EXERCISE DIRECTIONS
Return the records below in full. Keep every word exact and skip the images.

LISTED RECORDS
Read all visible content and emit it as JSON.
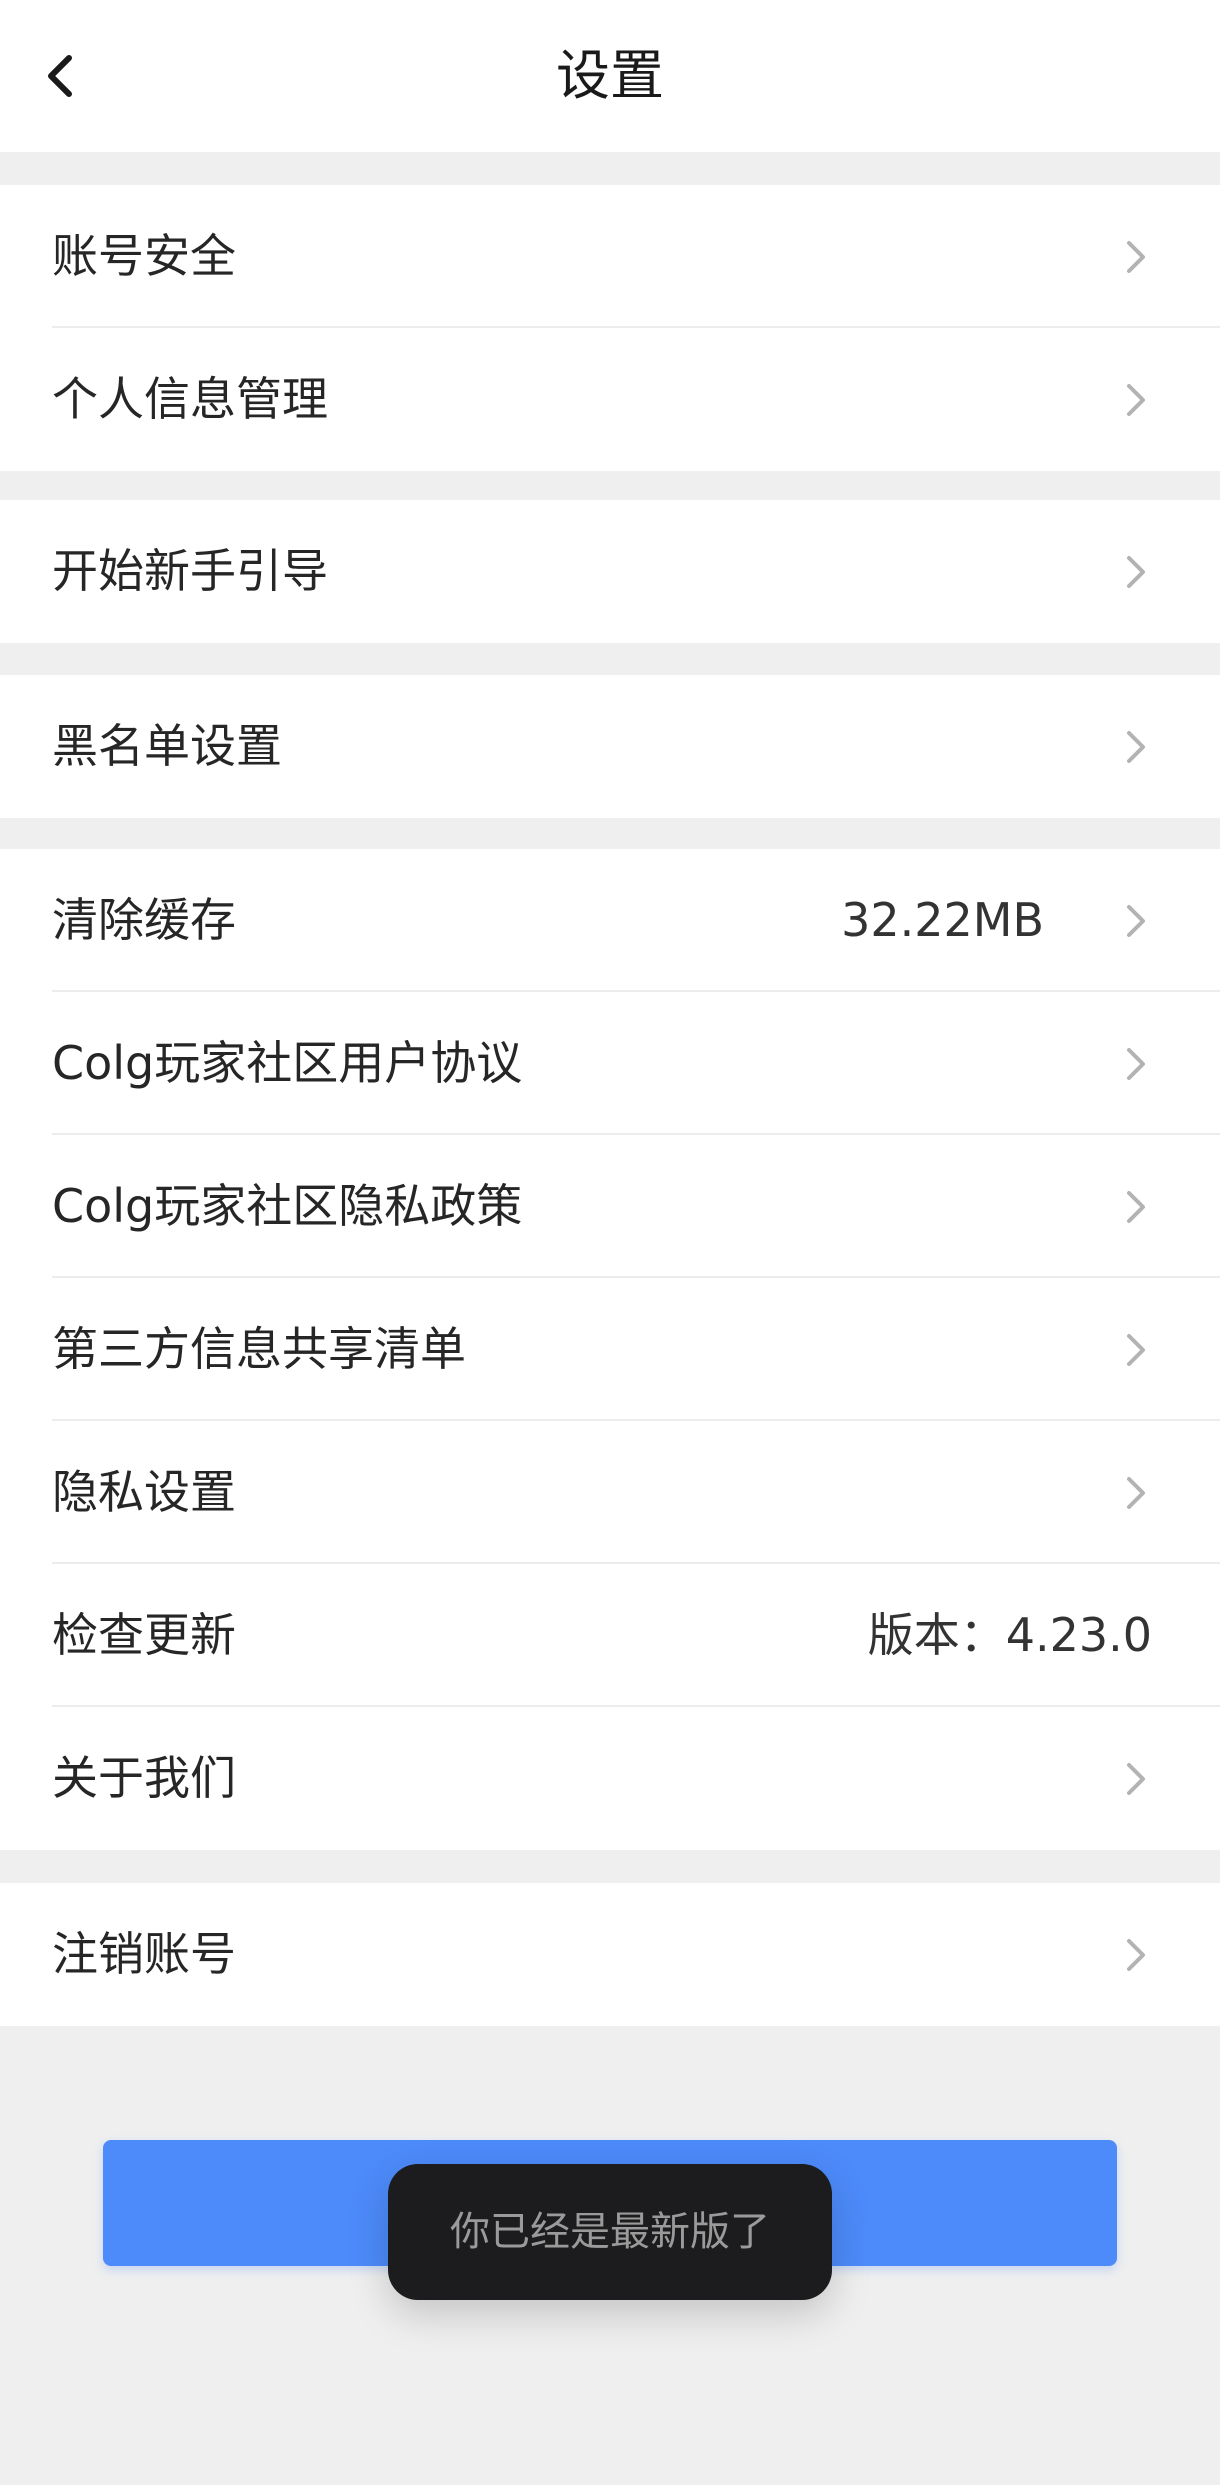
{
  "header": {
    "title": "设置",
    "back_icon": "chevron-left-icon"
  },
  "sections": [
    {
      "items": [
        {
          "label": "账号安全"
        },
        {
          "label": "个人信息管理"
        }
      ]
    },
    {
      "items": [
        {
          "label": "开始新手引导"
        }
      ]
    },
    {
      "items": [
        {
          "label": "黑名单设置"
        }
      ]
    },
    {
      "items": [
        {
          "label": "清除缓存",
          "value": "32.22MB"
        },
        {
          "label": "Colg玩家社区用户协议"
        },
        {
          "label": "Colg玩家社区隐私政策"
        },
        {
          "label": "第三方信息共享清单"
        },
        {
          "label": "隐私设置"
        },
        {
          "label": "检查更新",
          "value": "版本：4.23.0"
        },
        {
          "label": "关于我们"
        }
      ]
    },
    {
      "items": [
        {
          "label": "注销账号"
        }
      ]
    }
  ],
  "bottom_button": {
    "color": "#4d8bfa"
  },
  "toast": {
    "text": "你已经是最新版了"
  },
  "icons": {
    "row_arrow": "chevron-right-icon"
  }
}
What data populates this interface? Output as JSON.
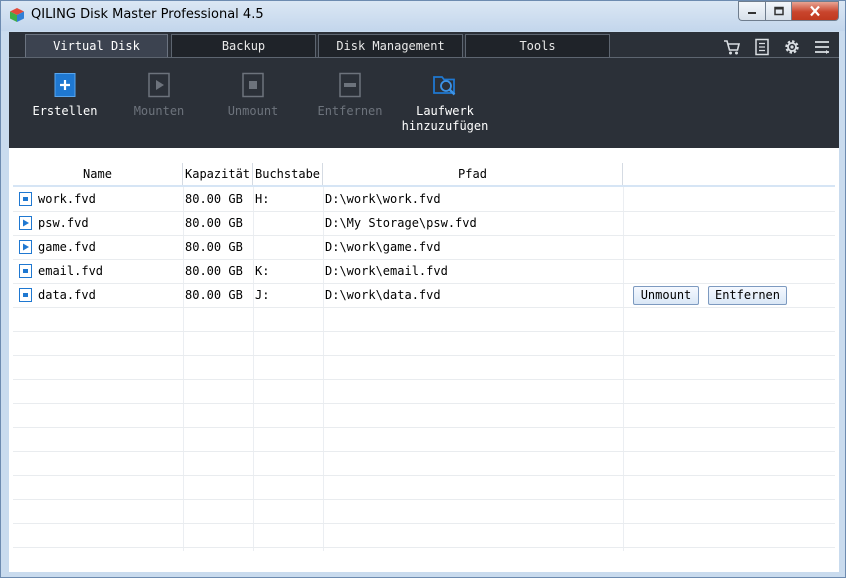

TASK OUTPUT
Read all visible content and emit it as JSON.
{
  "header": {
    "title": "设置",
    "back_icon": "chevron-left-icon"
  },
  "sections": [
    {
      "items": [
        {
          "label": "账号安全"
        },
        {
          "label": "个人信息管理"
        }
      ]
    },
    {
      "items": [
        {
          "label": "开始新手引导"
        }
      ]
    },
    {
      "items": [
        {
          "label": "黑名单设置"
        }
      ]
    },
    {
      "items": [
        {
          "label": "清除缓存",
          "value": "32.22MB"
        },
        {
          "label": "Colg玩家社区用户协议"
        },
        {
          "label": "Colg玩家社区隐私政策"
        },
        {
          "label": "第三方信息共享清单"
        },
        {
          "label": "隐私设置"
        },
        {
          "label": "检查更新",
          "value": "版本：4.23.0"
        },
        {
          "label": "关于我们"
        }
      ]
    },
    {
      "items": [
        {
          "label": "注销账号"
        }
      ]
    }
  ],
  "bottom_button": {
    "color": "#4d8bfa"
  },
  "toast": {
    "text": "你已经是最新版了"
  },
  "icons": {
    "row_arrow": "chevron-right-icon"
  }
}
What data populates this interface? Output as JSON.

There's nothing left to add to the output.